Back in Sarande and not quite ready to leave this place, we bid farewell to Durim and walk the streets, peeking in on a wedding reception in a waterfront restaurant.  A car suddenly pulled up next to us, honking to get our attention.  Jarred a bit, and almost frightened, I turned quickly and immediately relaxed.  It was Durim, with his family in tow.  He’d gone to find them, to introduce them to us, so his daughters could practice their English.  He came bearing gifts, a bottle of Albanian wine for us to take back onboard.  We’d explored a country forgotten, and in the process, found a friend.  Very cool, indeed.

April 28, 2010



Sacagawea strikes a pose at the Trevi Fountain in 2008.


. . . and again, striking a pose in 2010.

Civitavecchia, Rome’s port, is one of those sprawling port cities that conjure images of seafarers, trade routes, and debauchery.  For most, it’s a place you pass through, headed to the bigger draw.   Memories flooded back of our last visit here, two years ago, when we had lunch under the olive trees in a backyard trattoria near Rome’s catacombs.  To this day,  the best meal we’ve ever had.   That time, we had a driver for the day and stormed Rome with a vengeance.  This time, we’re on a different budget, and a different mission, exploring by foot and by train.  From tourists to travelers perhaps?

In St. Peters Square, we joined the throngs for the weekly papal address.  A sunny spring morning, the sun glistening off the imposing architecture, designed by Bernini to intimidate.  It still works, hundreds of years later.   It was one of those moments – and as a homeschool traveling parent skipping the traditional route for a road less traveled, I live for these moments — when it all comes together.  Like a gentle tap on the shoulder, “oh yeah, this is why we’re doing this.” This choice, this lifestyle, it’s working.

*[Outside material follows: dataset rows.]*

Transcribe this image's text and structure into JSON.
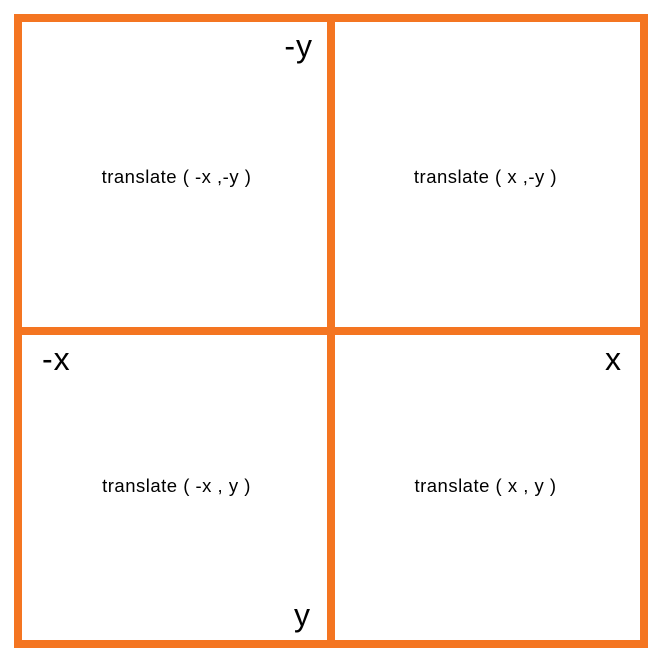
{
  "axes": {
    "neg_y": "-y",
    "neg_x": "-x",
    "pos_x": "x",
    "pos_y": "y"
  },
  "quadrants": {
    "top_left": "translate ( -x ,-y )",
    "top_right": "translate ( x ,-y )",
    "bottom_left": "translate ( -x , y )",
    "bottom_right": "translate ( x , y )"
  },
  "colors": {
    "accent": "#f47521"
  }
}
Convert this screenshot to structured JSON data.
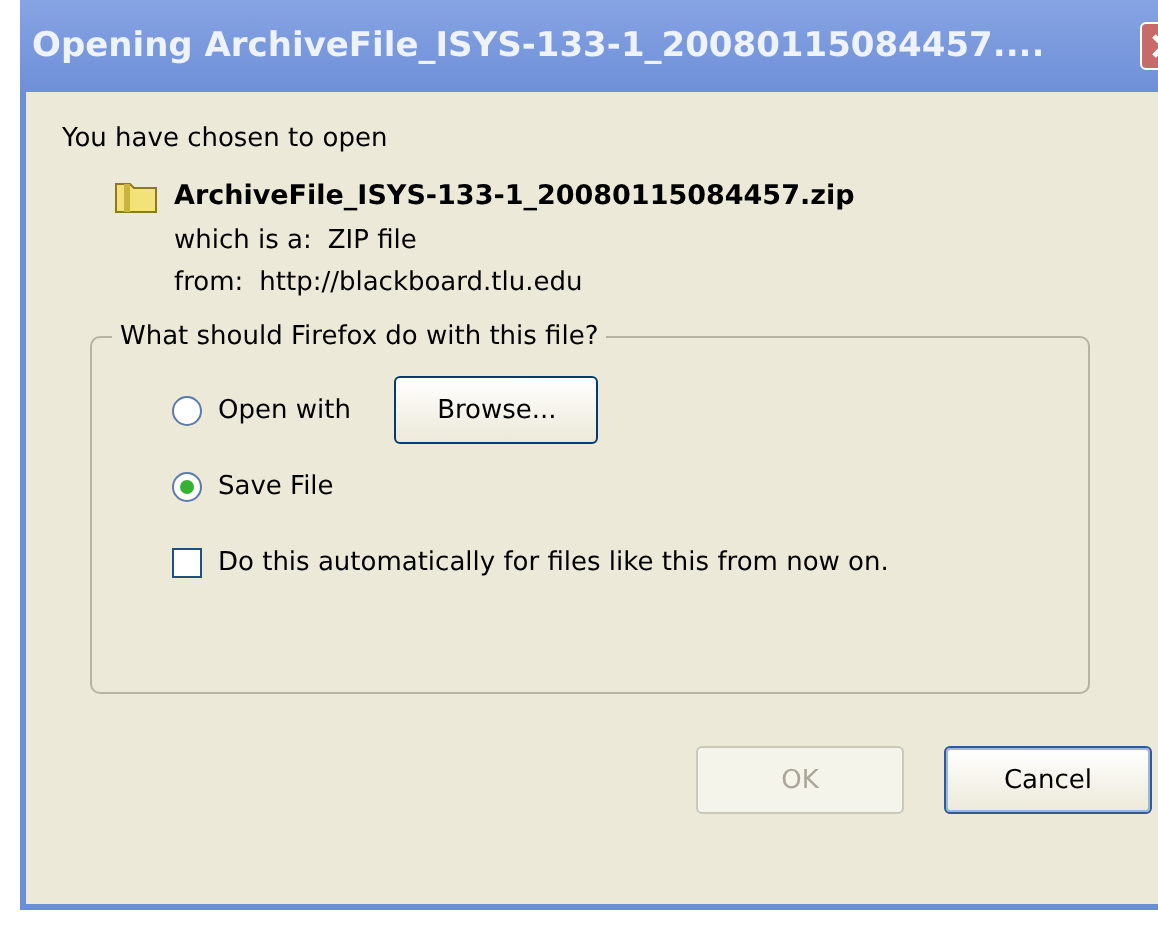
{
  "window": {
    "title": "Opening ArchiveFile_ISYS-133-1_20080115084457...."
  },
  "intro": "You have chosen to open",
  "file": {
    "name": "ArchiveFile_ISYS-133-1_20080115084457.zip",
    "type_label": "which is a:",
    "type": "ZIP file",
    "from_label": "from:",
    "from": "http://blackboard.tlu.edu"
  },
  "group": {
    "legend": "What should Firefox do with this file?",
    "options": [
      {
        "label": "Open with",
        "selected": false,
        "button": "Browse..."
      },
      {
        "label": "Save File",
        "selected": true
      }
    ],
    "auto": {
      "label": "Do this automatically for files like this from now on.",
      "checked": false
    }
  },
  "buttons": [
    {
      "label": "OK",
      "disabled": true
    },
    {
      "label": "Cancel",
      "disabled": false
    }
  ]
}
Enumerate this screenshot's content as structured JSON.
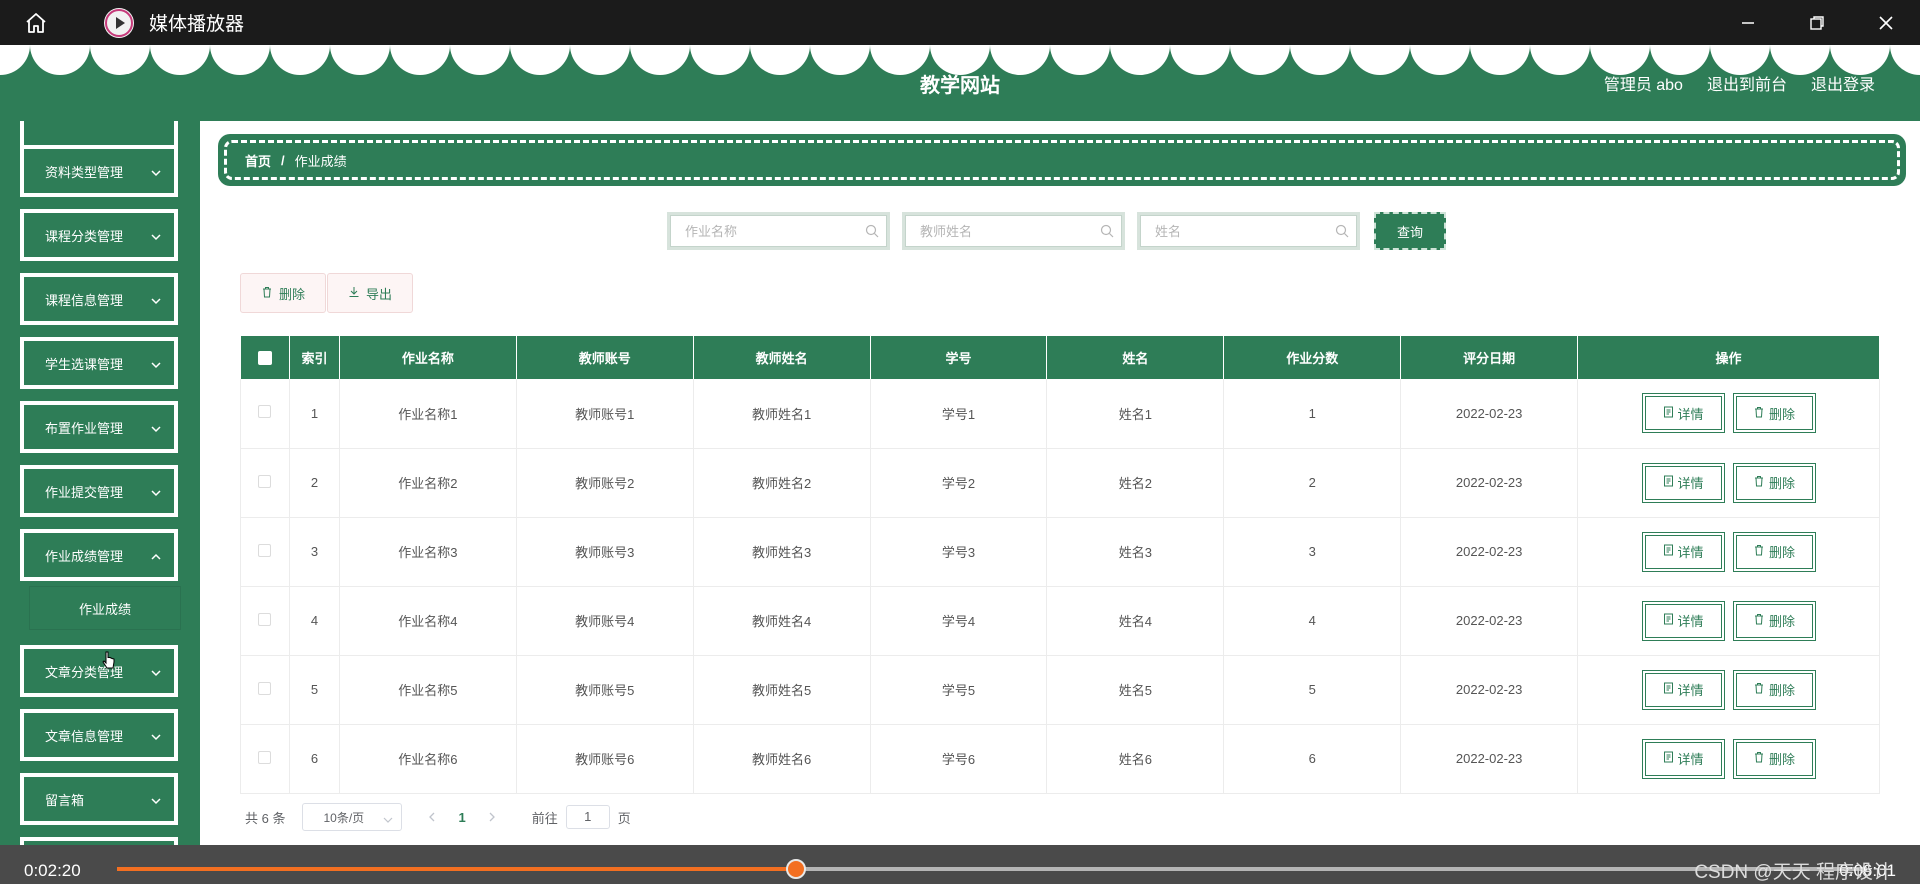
{
  "window": {
    "title": "媒体播放器",
    "icons": {
      "home": "home-icon",
      "app": "play-circle-icon",
      "minimize": "minimize-icon",
      "restore": "restore-icon",
      "close": "close-icon"
    }
  },
  "header": {
    "site_title": "教学网站",
    "admin": "管理员 abo",
    "to_front": "退出到前台",
    "logout": "退出登录"
  },
  "sidebar": {
    "items": [
      {
        "label": "资料类型管理"
      },
      {
        "label": "课程分类管理"
      },
      {
        "label": "课程信息管理"
      },
      {
        "label": "学生选课管理"
      },
      {
        "label": "布置作业管理"
      },
      {
        "label": "作业提交管理"
      },
      {
        "label": "作业成绩管理"
      },
      {
        "label": "文章分类管理"
      },
      {
        "label": "文章信息管理"
      },
      {
        "label": "留言箱"
      }
    ],
    "submenu": {
      "label": "作业成绩"
    }
  },
  "breadcrumb": {
    "home": "首页",
    "separator": "/",
    "current": "作业成绩"
  },
  "search": {
    "homework_name_placeholder": "作业名称",
    "teacher_name_placeholder": "教师姓名",
    "name_placeholder": "姓名",
    "query_label": "查询"
  },
  "actions": {
    "delete_label": "删除",
    "export_label": "导出"
  },
  "table": {
    "columns": [
      "索引",
      "作业名称",
      "教师账号",
      "教师姓名",
      "学号",
      "姓名",
      "作业分数",
      "评分日期",
      "操作"
    ],
    "detail_label": "详情",
    "delete_label": "删除",
    "rows": [
      {
        "index": "1",
        "homework": "作业名称1",
        "teacher_account": "教师账号1",
        "teacher_name": "教师姓名1",
        "student_no": "学号1",
        "name": "姓名1",
        "score": "1",
        "date": "2022-02-23"
      },
      {
        "index": "2",
        "homework": "作业名称2",
        "teacher_account": "教师账号2",
        "teacher_name": "教师姓名2",
        "student_no": "学号2",
        "name": "姓名2",
        "score": "2",
        "date": "2022-02-23"
      },
      {
        "index": "3",
        "homework": "作业名称3",
        "teacher_account": "教师账号3",
        "teacher_name": "教师姓名3",
        "student_no": "学号3",
        "name": "姓名3",
        "score": "3",
        "date": "2022-02-23"
      },
      {
        "index": "4",
        "homework": "作业名称4",
        "teacher_account": "教师账号4",
        "teacher_name": "教师姓名4",
        "student_no": "学号4",
        "name": "姓名4",
        "score": "4",
        "date": "2022-02-23"
      },
      {
        "index": "5",
        "homework": "作业名称5",
        "teacher_account": "教师账号5",
        "teacher_name": "教师姓名5",
        "student_no": "学号5",
        "name": "姓名5",
        "score": "5",
        "date": "2022-02-23"
      },
      {
        "index": "6",
        "homework": "作业名称6",
        "teacher_account": "教师账号6",
        "teacher_name": "教师姓名6",
        "student_no": "学号6",
        "name": "姓名6",
        "score": "6",
        "date": "2022-02-23"
      }
    ]
  },
  "pagination": {
    "total": "共 6 条",
    "page_size": "10条/页",
    "current_page": "1",
    "goto_prefix": "前往",
    "goto_value": "1",
    "goto_suffix": "页"
  },
  "player": {
    "elapsed": "0:02:20",
    "duration": "0:06:01",
    "progress_fraction": 0.388,
    "watermark": "CSDN @天天 程序设计"
  },
  "colors": {
    "primary": "#2e7d57",
    "progress": "#f36f21",
    "titlebar": "#1b1b1b"
  }
}
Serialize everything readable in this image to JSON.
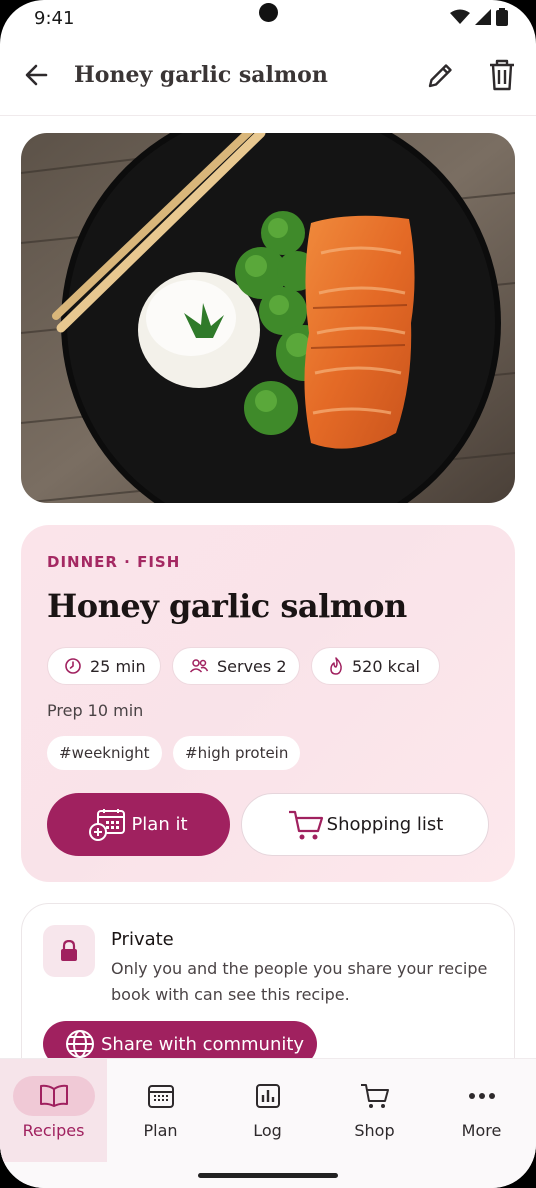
{
  "status_bar": {
    "time": "9:41"
  },
  "app_bar": {
    "title": "Honey garlic salmon"
  },
  "recipe": {
    "category": "DINNER · FISH",
    "title": "Honey garlic salmon",
    "chips": {
      "time": "25 min",
      "serves": "Serves 2",
      "calories": "520 kcal"
    },
    "prep": "Prep 10 min",
    "tags": [
      "#weeknight",
      "#high protein"
    ],
    "plan_label": "Plan it",
    "shopping_label": "Shopping list"
  },
  "privacy": {
    "title": "Private",
    "description": "Only you and the people you share your recipe book with can see this recipe.",
    "share_label": "Share with community"
  },
  "nav": {
    "items": [
      {
        "label": "Recipes",
        "icon": "book-icon",
        "active": true
      },
      {
        "label": "Plan",
        "icon": "calendar-icon",
        "active": false
      },
      {
        "label": "Log",
        "icon": "chart-icon",
        "active": false
      },
      {
        "label": "Shop",
        "icon": "cart-icon",
        "active": false
      },
      {
        "label": "More",
        "icon": "more-icon",
        "active": false
      }
    ]
  },
  "colors": {
    "accent": "#a0215f",
    "card_bg": "#fbe4ea"
  }
}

Rome inspires.  It’s just one of those cities.  We love the chaos, the sprawl, the old amidst the new, tourists, travelers, and locals all jostling for space.  Wandering the Vatican with Agnes, our RomeWalks guide for the morning, we learned of Papal intrigue and holy discord, along with a good dose of history, art appreciation and local culture.   Sacagawea hung right with her, particularly amused by the story of Michelangelo’s debate with the church to  “clothe or not to clothe” the minor players in the magnificent mural of the Sistine Chapel.  Seems that one of the Pope’s advisors held a strong anti-nudity view, and lobbied the Pope mercilessly, much to Michelangelo’s irritation.  (Remember, he didn’t really want to do this job in the first place.)  The master prevailed, of course, and to forever remind the Pope’s advisor of his failing, painted him into the crowd being tossed to the jaws of hell – naked, of course – with a serpent wrapped around him, jaws aimed towards a particularly delicate region.  (Ouch.  Moral of the story:  Don’t argue with the master.)

As the day drew to a close, we found our way to the Trevi Fountain, a personal tradition of coin tossing and gelato.  Sacagawea and Dundee were determined, and took off to find that favorite photo spot, and that gelato joint.  They remembered is perfectly and led the way.   We tossed our coins and jockeyed for position to snap the family photo – same spot, two years later.  A new family tradition, it seems.  And one that’s likely to be honored again and again.